(Brad Schubert – Bass): For this band [Sexy Ester] I try to channel Weezer meets Michael Jackson, and I try to follow those bass parts – something that is simple, but has a groove to it
(EA): Sexy Ester has an interesting dynamic, there are siblings in the band, there’s a marriage …
(AE): Married siblings?
(EA): Trust me, I remembered to put a comma in the question, just for that clarification. But, does this dynamic ever cause tension in the band?
(LE): Roscoe, and I, get along pretty well.
(RE): I actually think that it helps keep us going as a band.
(LE): Yeah! I mean, we’re already related, so it’s not like we are going to break up, or anything. Adam [Eder] and I will occasionally pull the marriage card … to get the other person to do something [laughs]. Do you guys think that there is tension because there is a married couple in the band?
(BS): No! I actually think that it’s kind of cool. It adds another level to how we interact with each other.
(EA): All three of the albums that Sexy Ester has released have been EP’s. Was that intentional?
(LE): Actually we did release one full length album back in 2009.
(AE): Get Your Love On. It was our very first one.
(LE): We ended up going in a very different direction with our music.
(AE): Yeah, we put the name “Sexy Ester” on it, but at that point we were really a different band. So we really only have the three, main, Sexy Ester albums. We try to keep the number of tracks low, mainly so we can keep putting out music faster, going into the studio every year, it’s something that we keep in mind while recording, so we can get the music out quicker.

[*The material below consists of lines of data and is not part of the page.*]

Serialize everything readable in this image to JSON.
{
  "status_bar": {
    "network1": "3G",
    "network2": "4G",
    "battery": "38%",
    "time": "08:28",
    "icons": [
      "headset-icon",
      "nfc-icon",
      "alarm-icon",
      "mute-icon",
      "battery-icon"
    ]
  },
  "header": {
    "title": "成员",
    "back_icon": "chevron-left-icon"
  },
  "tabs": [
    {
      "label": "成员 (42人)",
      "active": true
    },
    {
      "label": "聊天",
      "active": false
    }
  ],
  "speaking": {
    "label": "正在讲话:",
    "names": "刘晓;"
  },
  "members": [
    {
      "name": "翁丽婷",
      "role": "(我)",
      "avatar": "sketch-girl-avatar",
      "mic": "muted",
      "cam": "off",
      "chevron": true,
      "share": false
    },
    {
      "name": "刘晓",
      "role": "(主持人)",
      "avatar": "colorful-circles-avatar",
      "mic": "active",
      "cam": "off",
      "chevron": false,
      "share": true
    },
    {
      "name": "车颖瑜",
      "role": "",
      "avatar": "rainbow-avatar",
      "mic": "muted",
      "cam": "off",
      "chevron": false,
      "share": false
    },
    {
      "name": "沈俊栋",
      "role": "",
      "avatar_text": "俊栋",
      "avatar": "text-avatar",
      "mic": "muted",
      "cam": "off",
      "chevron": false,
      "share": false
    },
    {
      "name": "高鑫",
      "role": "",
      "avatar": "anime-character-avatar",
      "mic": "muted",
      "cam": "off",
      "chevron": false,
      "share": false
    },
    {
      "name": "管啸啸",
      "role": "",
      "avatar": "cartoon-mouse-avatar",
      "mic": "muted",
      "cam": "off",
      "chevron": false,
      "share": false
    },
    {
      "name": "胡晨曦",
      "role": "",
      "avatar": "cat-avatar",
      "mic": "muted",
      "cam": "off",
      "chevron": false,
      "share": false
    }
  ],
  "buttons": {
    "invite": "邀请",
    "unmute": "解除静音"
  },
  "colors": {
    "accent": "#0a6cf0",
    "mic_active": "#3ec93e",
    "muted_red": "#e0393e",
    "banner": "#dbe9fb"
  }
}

(RE): Also, when you put out a longer album, tracks tend to get overlooked; when the album is shorter, people tend to pay more attention.
(EA): Your latest album, which one the Alternative Album of the Year Award, was titled Monomania. What inspired the name of the album?
(LE): It’s actually a lyric from one of the songs on the album, “Spotlight”. That song is about a female singer who transforms. She is quiet, and unassuming in person, but then she transforms into this ‘rock diva’ on stage.
(EA): That’s the impression that I got from listening to Monomania. The songs seem to reflect the theme of someone having a single fixation, and having an otherwise sound mind. I thought that the theme was best expressed on the opening track, “Holding On”. I was wondering if you wrote towards the theme, during the production of the album, or if that was something that occurred organically?
(LE): The lyrics did happen organically! But, we did notice a theme of being yourself, being who you are, loving yourself. It’s really what songs like “Red Shoes”, “Spotlight”, and “The Hotness” are about. They are all very empowering songs, celebrating individuals.
(EA): What are your plans for the future?
(LE): We are writing right now, working on our next EP.
(AE): We are hoping to start recording our next EP in the fall. We’ve kind of been pulling back on shows right now – more so than we have done in the past – to focus on writing. It’s been over a year since we released the last album, and we would like to really focus on getting the next one out.
(EA): Thank you for your time.